◆ WHAT NEEDS TO BE DONE
From the entries, return every line where the string "this" shows up.

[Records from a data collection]
%%

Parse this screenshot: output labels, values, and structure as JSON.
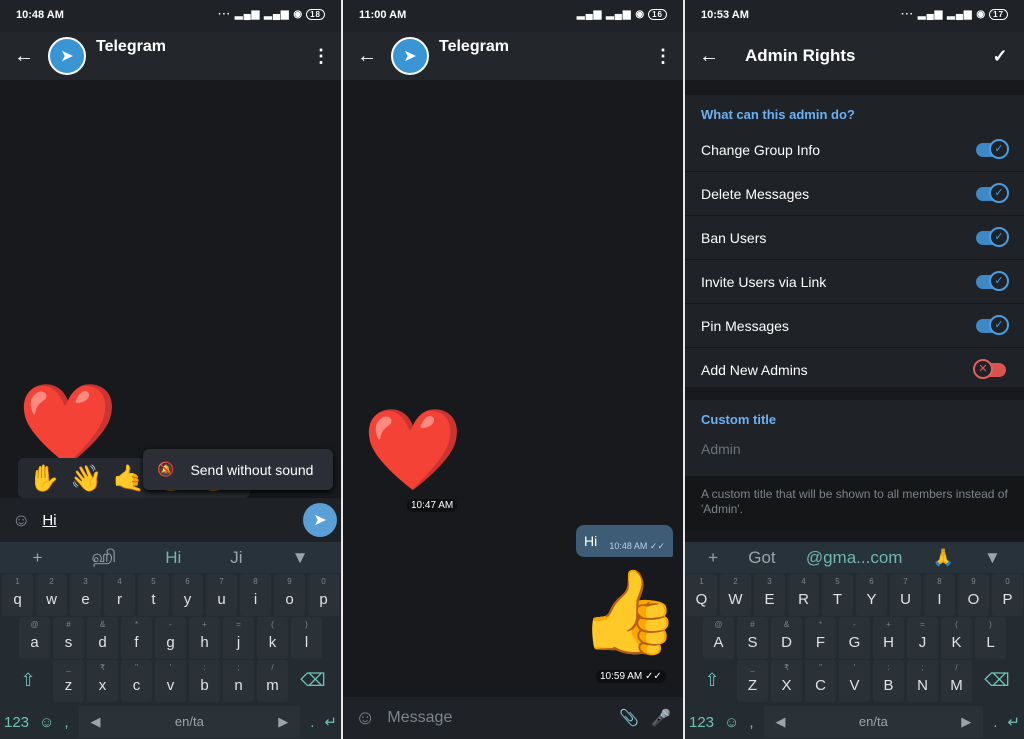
{
  "panels": [
    {
      "time": "10:48 AM",
      "battery": "18",
      "title": "Telegram"
    },
    {
      "time": "11:00 AM",
      "battery": "16",
      "title": "Telegram"
    },
    {
      "time": "10:53 AM",
      "battery": "17",
      "title": "Admin Rights"
    }
  ],
  "chat1": {
    "popup": "Send without sound",
    "input": "Hi",
    "emoji_suggestions": [
      "✋",
      "👋",
      "🤙",
      "😀",
      "😀"
    ],
    "sticker": "❤️"
  },
  "chat2": {
    "sticker1_time": "10:47 AM",
    "message": "Hi",
    "message_time": "10:48 AM",
    "sticker2": "👍",
    "sticker2_time": "10:59 AM",
    "placeholder": "Message"
  },
  "keyboard1": {
    "suggestions": [
      "+",
      "ஹி",
      "Hi",
      "Ji",
      "▼"
    ],
    "rows": [
      [
        "q",
        "w",
        "e",
        "r",
        "t",
        "y",
        "u",
        "i",
        "o",
        "p"
      ],
      [
        "a",
        "s",
        "d",
        "f",
        "g",
        "h",
        "j",
        "k",
        "l"
      ],
      [
        "z",
        "x",
        "c",
        "v",
        "b",
        "n",
        "m"
      ]
    ],
    "hints": [
      [
        "1",
        "2",
        "3",
        "4",
        "5",
        "6",
        "7",
        "8",
        "9",
        "0"
      ],
      [
        "@",
        "#",
        "&",
        "*",
        "-",
        "+",
        "=",
        "(",
        ")"
      ],
      [
        "_",
        "₹",
        "\"",
        "'",
        ":",
        ";",
        "/"
      ]
    ],
    "num": "123",
    "comma": ",",
    "space": "en/ta",
    "period": "."
  },
  "keyboard3": {
    "suggestions": [
      "+",
      "Got",
      "@gma...com",
      "🙏",
      "▼"
    ],
    "rows": [
      [
        "Q",
        "W",
        "E",
        "R",
        "T",
        "Y",
        "U",
        "I",
        "O",
        "P"
      ],
      [
        "A",
        "S",
        "D",
        "F",
        "G",
        "H",
        "J",
        "K",
        "L"
      ],
      [
        "Z",
        "X",
        "C",
        "V",
        "B",
        "N",
        "M"
      ]
    ],
    "hints": [
      [
        "1",
        "2",
        "3",
        "4",
        "5",
        "6",
        "7",
        "8",
        "9",
        "0"
      ],
      [
        "@",
        "#",
        "&",
        "*",
        "-",
        "+",
        "=",
        "(",
        ")"
      ],
      [
        "_",
        "₹",
        "\"",
        "'",
        ":",
        ";",
        "/"
      ]
    ],
    "num": "123",
    "comma": ",",
    "space": "en/ta",
    "period": "."
  },
  "admin": {
    "section_label": "What can this admin do?",
    "rights": [
      {
        "label": "Change Group Info",
        "enabled": true
      },
      {
        "label": "Delete Messages",
        "enabled": true
      },
      {
        "label": "Ban Users",
        "enabled": true
      },
      {
        "label": "Invite Users via Link",
        "enabled": true
      },
      {
        "label": "Pin Messages",
        "enabled": true
      },
      {
        "label": "Add New Admins",
        "enabled": false
      }
    ],
    "custom_title_label": "Custom title",
    "custom_title_placeholder": "Admin",
    "hint": "A custom title that will be shown to all members instead of 'Admin'."
  },
  "colors": {
    "accent": "#6ab2f2",
    "toggle_on": "#3e88c5",
    "toggle_off": "#d9534f",
    "keyboard_accent": "#6fc2b8"
  }
}
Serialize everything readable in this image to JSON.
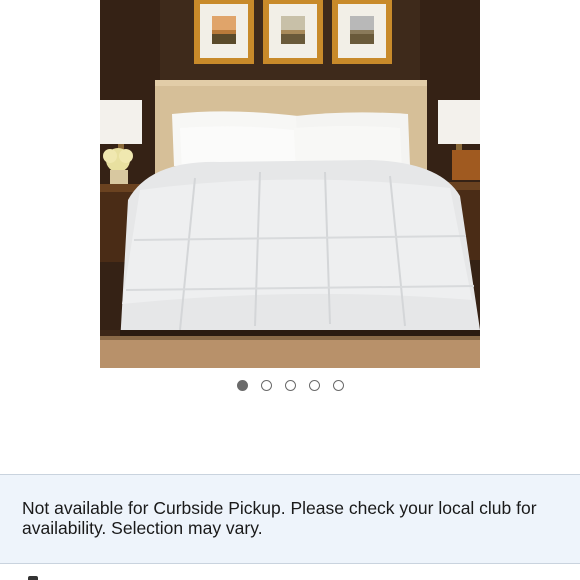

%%

◆ WRITTEN ANSWER
Parse this screenshot: output labels, values, and structure as JSON.
    "section_label": "What can this admin do?",
Serialize everything readable in this image to JSON.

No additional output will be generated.